WHAT IS NEEDED:
Those lines of the records that contain "arrow" are to be located and copied.

MATERIALS PROVIDED:
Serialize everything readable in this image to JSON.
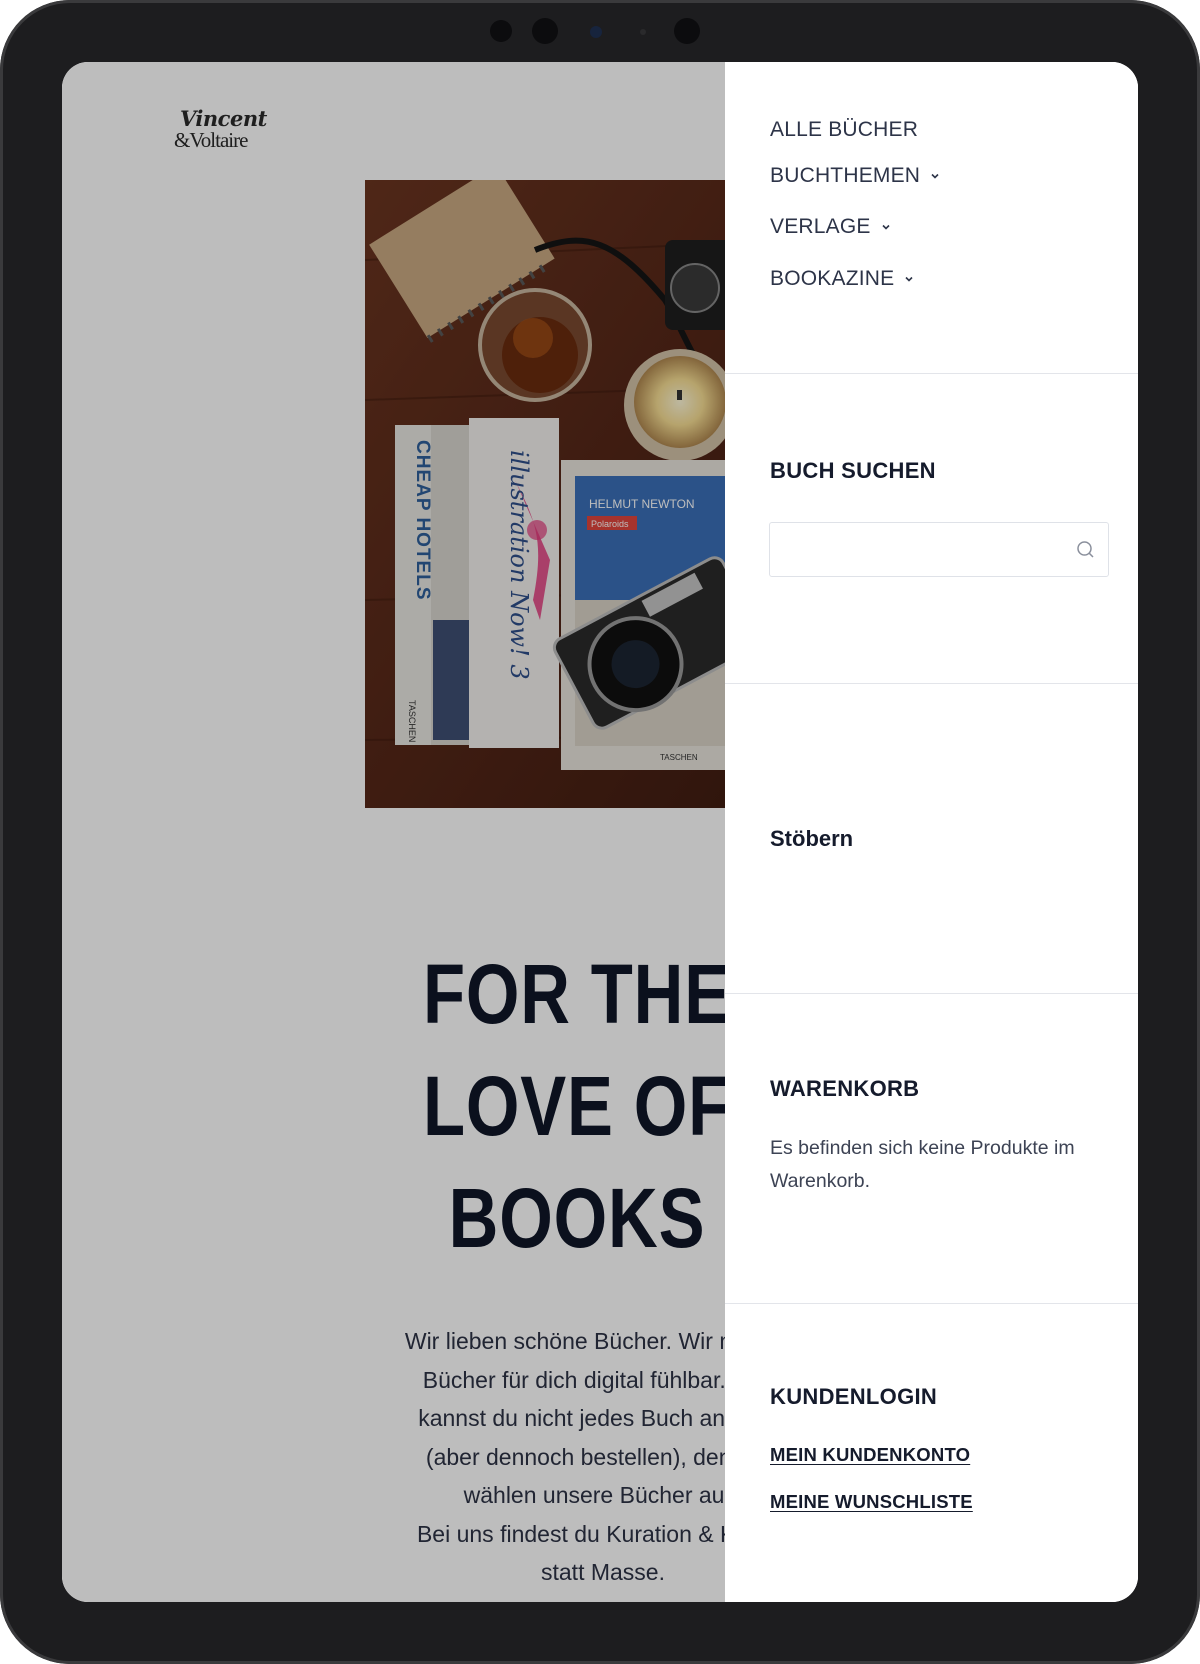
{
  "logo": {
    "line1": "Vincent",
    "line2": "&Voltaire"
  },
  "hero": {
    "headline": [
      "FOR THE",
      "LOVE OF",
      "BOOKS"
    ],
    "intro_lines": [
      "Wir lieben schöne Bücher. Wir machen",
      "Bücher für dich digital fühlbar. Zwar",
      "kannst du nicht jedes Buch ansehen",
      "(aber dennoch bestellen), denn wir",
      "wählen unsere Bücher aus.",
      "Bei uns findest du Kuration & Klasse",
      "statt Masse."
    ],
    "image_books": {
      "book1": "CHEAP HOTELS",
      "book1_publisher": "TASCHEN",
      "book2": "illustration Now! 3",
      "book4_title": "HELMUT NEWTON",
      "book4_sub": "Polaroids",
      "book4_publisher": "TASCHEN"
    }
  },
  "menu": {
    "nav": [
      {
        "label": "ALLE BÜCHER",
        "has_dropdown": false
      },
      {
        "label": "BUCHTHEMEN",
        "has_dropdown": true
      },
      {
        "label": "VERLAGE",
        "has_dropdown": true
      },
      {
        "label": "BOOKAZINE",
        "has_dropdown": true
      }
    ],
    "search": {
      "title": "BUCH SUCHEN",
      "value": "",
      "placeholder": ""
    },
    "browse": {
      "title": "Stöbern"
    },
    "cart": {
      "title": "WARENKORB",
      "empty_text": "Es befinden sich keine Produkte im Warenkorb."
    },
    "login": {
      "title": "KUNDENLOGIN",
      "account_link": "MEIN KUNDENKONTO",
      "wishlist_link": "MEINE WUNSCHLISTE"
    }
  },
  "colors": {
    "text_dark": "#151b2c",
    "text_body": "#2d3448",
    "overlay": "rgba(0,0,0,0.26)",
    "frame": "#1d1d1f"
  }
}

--

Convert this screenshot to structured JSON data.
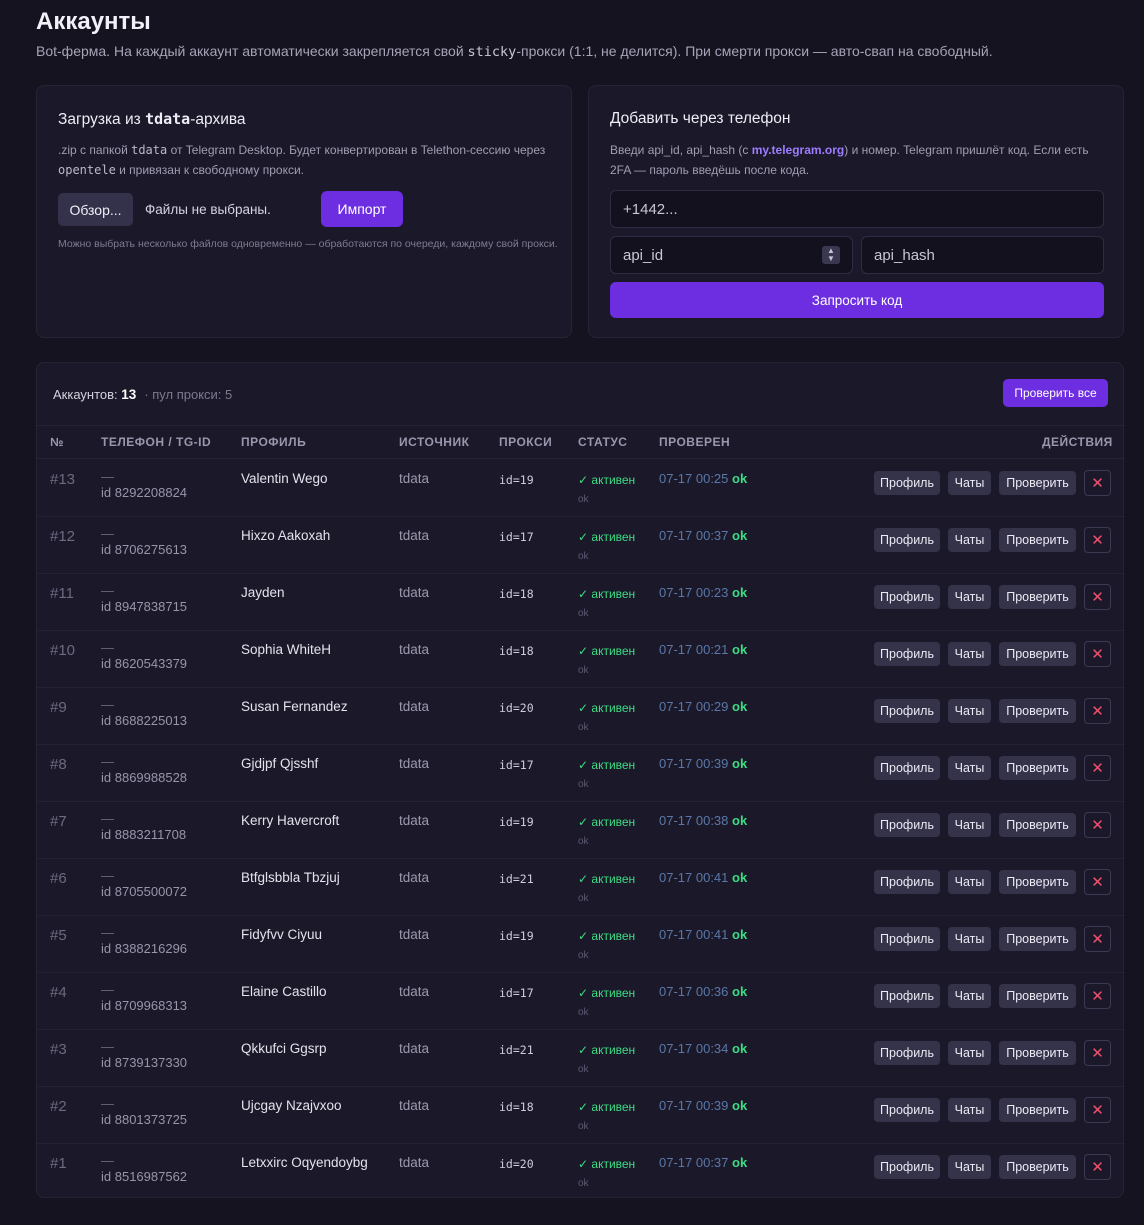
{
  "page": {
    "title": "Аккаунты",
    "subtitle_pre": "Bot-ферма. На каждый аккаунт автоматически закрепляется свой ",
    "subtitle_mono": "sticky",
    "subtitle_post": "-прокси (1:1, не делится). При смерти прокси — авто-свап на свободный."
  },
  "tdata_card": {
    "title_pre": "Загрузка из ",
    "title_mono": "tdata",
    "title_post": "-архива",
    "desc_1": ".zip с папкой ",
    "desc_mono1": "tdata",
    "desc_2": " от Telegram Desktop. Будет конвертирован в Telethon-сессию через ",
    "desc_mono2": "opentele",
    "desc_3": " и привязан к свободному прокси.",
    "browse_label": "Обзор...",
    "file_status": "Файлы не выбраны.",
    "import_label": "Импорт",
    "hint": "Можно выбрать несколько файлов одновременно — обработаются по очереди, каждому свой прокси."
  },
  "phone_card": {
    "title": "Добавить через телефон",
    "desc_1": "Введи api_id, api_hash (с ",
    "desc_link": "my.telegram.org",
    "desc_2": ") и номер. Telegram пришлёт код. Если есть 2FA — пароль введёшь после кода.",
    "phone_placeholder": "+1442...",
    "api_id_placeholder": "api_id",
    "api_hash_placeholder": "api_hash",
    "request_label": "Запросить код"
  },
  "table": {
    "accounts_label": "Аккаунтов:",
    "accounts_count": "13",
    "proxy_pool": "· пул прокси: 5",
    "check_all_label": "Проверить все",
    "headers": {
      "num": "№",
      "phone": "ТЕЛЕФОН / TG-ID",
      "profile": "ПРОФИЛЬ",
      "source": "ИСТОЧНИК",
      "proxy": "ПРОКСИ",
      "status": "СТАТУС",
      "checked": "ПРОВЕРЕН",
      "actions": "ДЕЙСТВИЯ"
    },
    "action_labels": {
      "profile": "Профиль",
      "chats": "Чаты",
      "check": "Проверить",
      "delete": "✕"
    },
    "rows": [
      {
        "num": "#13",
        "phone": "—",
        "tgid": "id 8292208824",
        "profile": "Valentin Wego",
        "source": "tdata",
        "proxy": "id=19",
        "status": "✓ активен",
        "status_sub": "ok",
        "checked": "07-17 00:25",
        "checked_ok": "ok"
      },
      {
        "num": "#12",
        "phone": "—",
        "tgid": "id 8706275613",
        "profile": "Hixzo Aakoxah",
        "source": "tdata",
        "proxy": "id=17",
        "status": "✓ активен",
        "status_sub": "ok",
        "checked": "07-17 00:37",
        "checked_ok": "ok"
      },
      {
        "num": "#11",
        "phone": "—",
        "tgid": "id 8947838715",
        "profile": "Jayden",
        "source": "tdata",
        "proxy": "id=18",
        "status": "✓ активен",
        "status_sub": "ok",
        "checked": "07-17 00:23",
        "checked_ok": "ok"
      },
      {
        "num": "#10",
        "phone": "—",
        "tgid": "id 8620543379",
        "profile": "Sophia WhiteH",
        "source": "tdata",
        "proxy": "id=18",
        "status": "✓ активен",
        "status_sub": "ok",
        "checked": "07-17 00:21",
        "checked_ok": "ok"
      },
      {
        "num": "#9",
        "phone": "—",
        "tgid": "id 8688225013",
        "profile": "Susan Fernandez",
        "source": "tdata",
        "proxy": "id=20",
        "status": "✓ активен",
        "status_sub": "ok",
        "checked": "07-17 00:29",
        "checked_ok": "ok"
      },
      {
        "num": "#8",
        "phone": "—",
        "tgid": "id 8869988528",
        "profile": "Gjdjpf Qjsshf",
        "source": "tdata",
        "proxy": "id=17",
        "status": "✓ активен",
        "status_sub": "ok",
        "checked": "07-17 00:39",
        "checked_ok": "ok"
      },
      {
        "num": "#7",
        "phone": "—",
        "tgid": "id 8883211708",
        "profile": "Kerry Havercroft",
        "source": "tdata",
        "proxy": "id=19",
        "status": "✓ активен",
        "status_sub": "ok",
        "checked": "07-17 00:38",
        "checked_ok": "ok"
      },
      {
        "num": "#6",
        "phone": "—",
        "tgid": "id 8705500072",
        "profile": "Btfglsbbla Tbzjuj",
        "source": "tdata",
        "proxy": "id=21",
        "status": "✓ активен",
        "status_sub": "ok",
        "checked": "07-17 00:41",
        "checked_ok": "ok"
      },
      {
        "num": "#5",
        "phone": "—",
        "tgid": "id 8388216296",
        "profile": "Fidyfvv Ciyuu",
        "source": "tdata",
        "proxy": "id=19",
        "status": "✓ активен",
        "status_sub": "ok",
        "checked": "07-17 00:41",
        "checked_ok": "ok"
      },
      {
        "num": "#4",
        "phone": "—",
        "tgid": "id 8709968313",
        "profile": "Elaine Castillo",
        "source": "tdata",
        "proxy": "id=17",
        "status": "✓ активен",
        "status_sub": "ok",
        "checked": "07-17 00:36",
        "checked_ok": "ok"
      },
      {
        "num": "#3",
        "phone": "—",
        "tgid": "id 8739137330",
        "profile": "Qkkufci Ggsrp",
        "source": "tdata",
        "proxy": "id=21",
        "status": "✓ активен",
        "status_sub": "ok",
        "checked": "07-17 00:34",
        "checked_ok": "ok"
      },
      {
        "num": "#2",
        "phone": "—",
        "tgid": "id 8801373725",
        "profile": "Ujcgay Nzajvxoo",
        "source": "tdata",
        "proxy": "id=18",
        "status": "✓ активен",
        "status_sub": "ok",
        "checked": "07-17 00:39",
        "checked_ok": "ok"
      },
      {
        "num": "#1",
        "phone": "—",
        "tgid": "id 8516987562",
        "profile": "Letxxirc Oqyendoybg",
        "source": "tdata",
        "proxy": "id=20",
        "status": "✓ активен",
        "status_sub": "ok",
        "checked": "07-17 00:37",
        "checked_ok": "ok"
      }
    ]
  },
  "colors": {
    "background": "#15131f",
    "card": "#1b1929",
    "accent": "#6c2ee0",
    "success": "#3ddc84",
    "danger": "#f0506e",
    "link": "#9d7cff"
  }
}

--

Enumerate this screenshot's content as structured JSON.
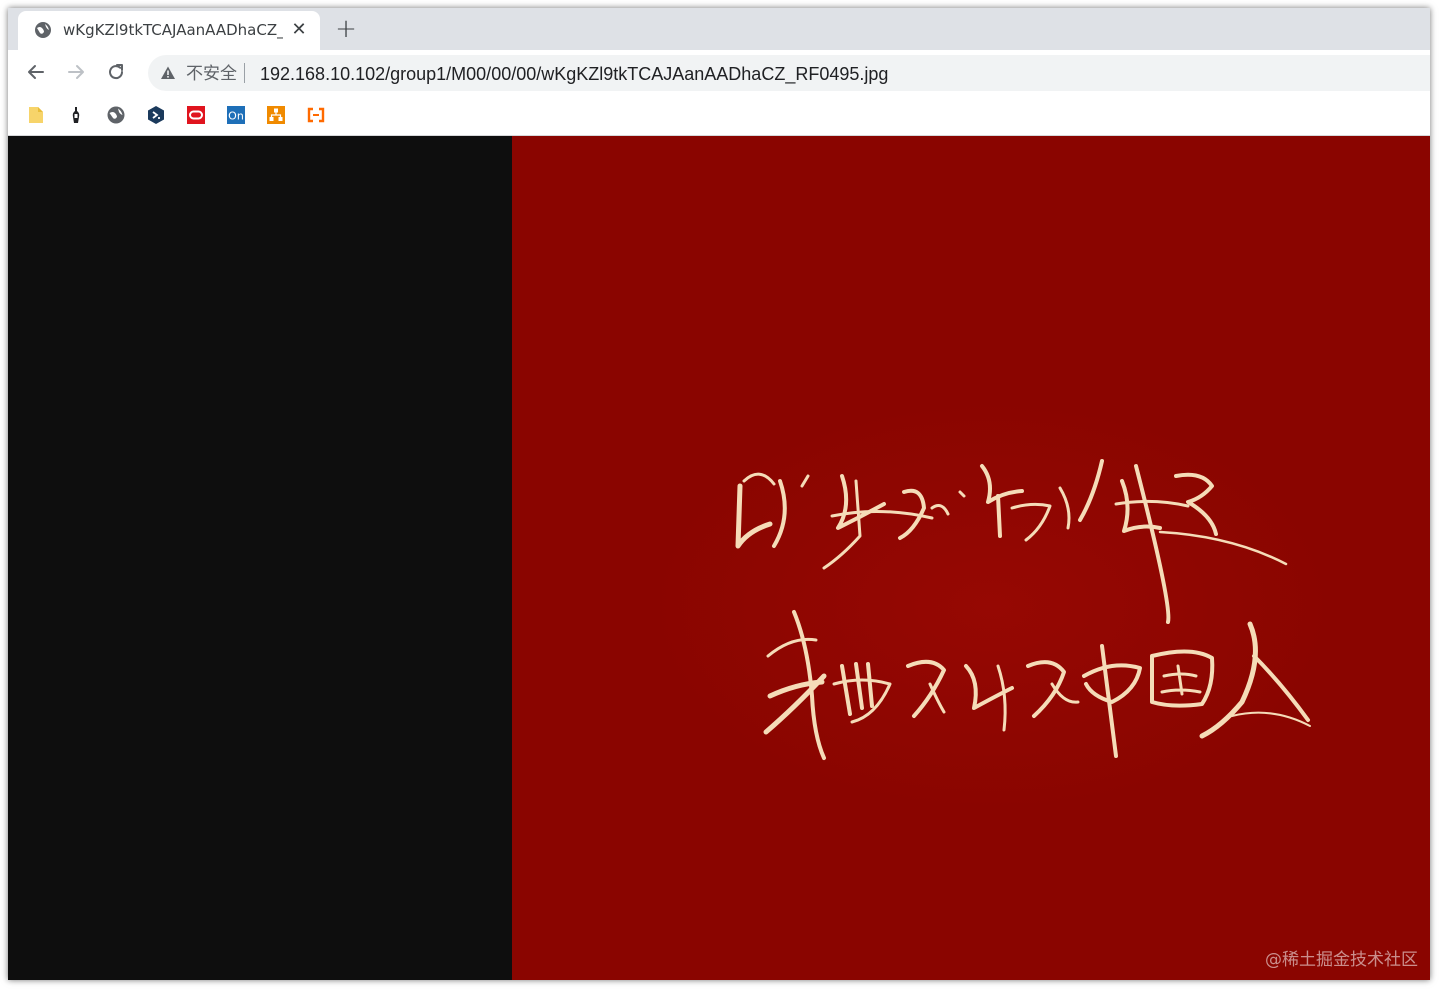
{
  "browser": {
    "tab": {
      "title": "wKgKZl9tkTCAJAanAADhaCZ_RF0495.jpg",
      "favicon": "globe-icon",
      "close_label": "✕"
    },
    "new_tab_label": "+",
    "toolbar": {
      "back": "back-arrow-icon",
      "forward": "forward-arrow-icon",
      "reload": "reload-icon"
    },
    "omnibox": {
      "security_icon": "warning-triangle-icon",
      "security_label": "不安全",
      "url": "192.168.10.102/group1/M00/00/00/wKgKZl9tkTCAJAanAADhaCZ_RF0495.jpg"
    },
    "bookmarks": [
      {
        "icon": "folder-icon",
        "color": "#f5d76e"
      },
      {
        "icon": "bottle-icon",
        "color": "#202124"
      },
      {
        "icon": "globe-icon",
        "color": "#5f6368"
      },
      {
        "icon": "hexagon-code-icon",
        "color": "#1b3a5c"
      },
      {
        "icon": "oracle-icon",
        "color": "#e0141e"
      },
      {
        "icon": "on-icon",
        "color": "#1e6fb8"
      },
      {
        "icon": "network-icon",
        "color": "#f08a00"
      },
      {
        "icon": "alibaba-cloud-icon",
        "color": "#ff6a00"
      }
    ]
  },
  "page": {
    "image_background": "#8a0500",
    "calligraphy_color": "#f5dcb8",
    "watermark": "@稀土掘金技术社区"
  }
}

YOUR SOLUTION:
      "back": "back-arrow-icon",
      "forward": "forward-arrow-icon",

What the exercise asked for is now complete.